This article originally appeared in Hayo Magazine
The Istrian coast is one of the most beautiful places I’ve ever seen. With Croatia’s uncertain history, it seems almost impossible that the country could harbour something so stunning. Rovinj, Poreć and Pula define the coastline and share a rich history – and this is where we were.
We stepped off the boat onto the Rovinj dock and cast our eyes towards the old town on the water. The pastel pinks and yellows of the buildings stood in stark contrast to the bright blue water.
We walked down narrow cobbled streets with washing strung out above us and window shutters thrown wide open in the early afternoon heat. In the town, the streets were wider but cluttered with tiny shops and merchandise for sale.
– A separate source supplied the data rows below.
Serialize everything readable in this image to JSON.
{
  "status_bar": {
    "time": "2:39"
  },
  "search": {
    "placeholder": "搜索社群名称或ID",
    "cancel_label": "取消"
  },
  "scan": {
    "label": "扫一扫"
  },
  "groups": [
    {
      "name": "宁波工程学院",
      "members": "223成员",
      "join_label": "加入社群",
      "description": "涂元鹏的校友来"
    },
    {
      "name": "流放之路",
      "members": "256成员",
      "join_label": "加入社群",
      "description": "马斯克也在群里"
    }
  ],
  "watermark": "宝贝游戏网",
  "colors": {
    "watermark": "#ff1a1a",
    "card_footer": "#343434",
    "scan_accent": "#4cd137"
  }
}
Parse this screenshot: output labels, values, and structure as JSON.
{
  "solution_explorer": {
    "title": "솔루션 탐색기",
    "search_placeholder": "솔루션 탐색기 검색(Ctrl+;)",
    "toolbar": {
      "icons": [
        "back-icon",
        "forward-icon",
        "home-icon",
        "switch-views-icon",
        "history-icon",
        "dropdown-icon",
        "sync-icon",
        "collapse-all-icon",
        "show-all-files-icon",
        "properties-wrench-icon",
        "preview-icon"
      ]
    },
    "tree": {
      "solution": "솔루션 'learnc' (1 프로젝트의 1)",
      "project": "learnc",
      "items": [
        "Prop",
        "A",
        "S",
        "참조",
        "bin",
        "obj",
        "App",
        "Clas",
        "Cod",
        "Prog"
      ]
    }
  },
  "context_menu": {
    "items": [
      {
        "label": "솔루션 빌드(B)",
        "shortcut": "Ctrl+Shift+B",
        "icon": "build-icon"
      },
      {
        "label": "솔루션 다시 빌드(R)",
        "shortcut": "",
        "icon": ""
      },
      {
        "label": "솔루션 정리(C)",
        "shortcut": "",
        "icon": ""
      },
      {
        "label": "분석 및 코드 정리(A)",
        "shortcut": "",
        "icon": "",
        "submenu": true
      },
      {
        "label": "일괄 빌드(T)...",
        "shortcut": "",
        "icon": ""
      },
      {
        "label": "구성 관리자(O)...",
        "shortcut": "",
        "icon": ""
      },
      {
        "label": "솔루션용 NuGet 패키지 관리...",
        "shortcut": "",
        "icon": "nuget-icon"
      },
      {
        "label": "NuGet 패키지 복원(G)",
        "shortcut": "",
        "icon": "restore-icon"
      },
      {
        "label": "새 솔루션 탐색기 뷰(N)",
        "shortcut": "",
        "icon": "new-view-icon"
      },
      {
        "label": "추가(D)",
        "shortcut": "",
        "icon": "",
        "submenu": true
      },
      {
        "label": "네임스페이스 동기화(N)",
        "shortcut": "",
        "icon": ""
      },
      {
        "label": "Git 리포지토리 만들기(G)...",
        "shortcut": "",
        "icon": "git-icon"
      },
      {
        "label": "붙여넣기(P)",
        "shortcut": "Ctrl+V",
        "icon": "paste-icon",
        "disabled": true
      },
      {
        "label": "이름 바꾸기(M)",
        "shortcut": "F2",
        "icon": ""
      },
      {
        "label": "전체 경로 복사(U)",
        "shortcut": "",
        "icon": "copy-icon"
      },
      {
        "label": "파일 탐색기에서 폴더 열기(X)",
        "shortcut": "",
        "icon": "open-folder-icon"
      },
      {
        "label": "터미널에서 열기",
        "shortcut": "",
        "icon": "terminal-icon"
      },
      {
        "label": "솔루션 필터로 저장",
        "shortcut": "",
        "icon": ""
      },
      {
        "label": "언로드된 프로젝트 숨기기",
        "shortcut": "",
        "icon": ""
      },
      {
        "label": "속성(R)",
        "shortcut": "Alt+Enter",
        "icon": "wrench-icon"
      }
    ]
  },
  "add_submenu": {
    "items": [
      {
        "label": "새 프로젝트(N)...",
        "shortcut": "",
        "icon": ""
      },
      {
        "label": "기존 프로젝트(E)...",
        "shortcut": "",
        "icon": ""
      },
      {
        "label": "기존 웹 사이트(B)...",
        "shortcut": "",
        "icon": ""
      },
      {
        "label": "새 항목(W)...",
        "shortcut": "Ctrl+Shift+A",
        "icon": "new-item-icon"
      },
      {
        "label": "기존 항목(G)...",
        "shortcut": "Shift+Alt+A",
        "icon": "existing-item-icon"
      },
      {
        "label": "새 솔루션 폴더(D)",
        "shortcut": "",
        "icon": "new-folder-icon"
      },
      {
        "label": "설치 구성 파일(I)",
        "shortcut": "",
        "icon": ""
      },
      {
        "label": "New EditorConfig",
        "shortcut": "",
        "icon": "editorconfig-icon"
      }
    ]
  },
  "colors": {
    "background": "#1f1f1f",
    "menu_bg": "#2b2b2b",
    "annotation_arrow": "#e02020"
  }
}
Traditional Venetian masks, hand-carved candles and local artwork were just a few of the many wonders.
In the centre of the town stood the clock tower, an old Venetian monument, preserved over time. Tourists clustered outside its doors as a tour guide gave a detailed history, speaking into his microphone so everyone could hear. We stopped for a moment and listen; ‘Underneath the tower was a prison for minor offenders…’, his accent was thick but his words were clear and the tourists seem enchanted by them.
Just round the corner was the Balbi Arch, another relic from ancient times and one that looked ready to crumble. It’s the former gate of the old fish market, a sign that Rovinj was once under the Venetian rule.
Through more medieval streets, cluttered with vendors, was the steep climb to the church of St Euphemia, a Baroque building and the pride and joy of Rovinj. It’s an important monument that defines the Rovinj skyline and builds on the characteristics of the charming fishing town. With unhindered views of the sea and the distance islets, the church used to keep a watchful eye on the coast.
Back on board Astral, Rovinj slipped away and became just a speck on the horizon. Seagulls flocked around the boat and smaller, quicker vessels sped past us on the open water.
Next stop, Poreć.
This time we cycled and explored the wild countryside of Croatia. The side of the road was dotted here and there with vineyards. The ground was rough and uneven in places where it has cracked in the heat, but the roads were good enough to cycle on and it didn’t take long before we arrived at the very heart of Poreć. Locking the bikes, we made our way along the marina and saw row upon row of magnificent, and expensive, yachts.
There were people lying out and sunbathing on the front of the boats, and others cooking up food. A man slowly paddleboarded past at a leisurely pace and was overtaken by the police, speeding out of the harbour. Looking out across the water, we saw the island of Saint Nicholas, home to the Valamar Isabella Hotel and neighbour to the Isabella Castle; once a summer retreat for the Italian Polensini family, the castle stood proudly on its 19th-century foundations. In the early summer heat, the island was alive with activity as people came and went, clambering aboard little boats and making their way to shore.
A volleyball stadium had been erected near the little market in the centre of the town and the loud music could be heard from everywhere. We walked down a boulevard, in the shade of the trees and notice museum after museum representing the radical changes of the city from Roman to Italian rule.
An old tower, part of the original walls, had been converted into a café, and here, the cobbled streets were more open but gradually narrowed as we reached the Euphrasian Basilica in the centre of the town.
We headed back to our bikes and slowly cycled back to our hotel where we caught the final rays of the setting sun.
Croatia’s coastline has been defined by its history and Istria, in particular, is more than just a destination. It’s an adventure, a chance to travel back in time. A chance to see the old flower boxes hung underneath shuttered windows, to feel the peeling paint as it comes away from the old stone, to breathe the fresh sea breeze as you sit in a café. It gives you a feeling of peace, of a reconciliation that happened much later than it should have. Embrace Croatia’s culture, explore her heritage and enjoy what she has to offer.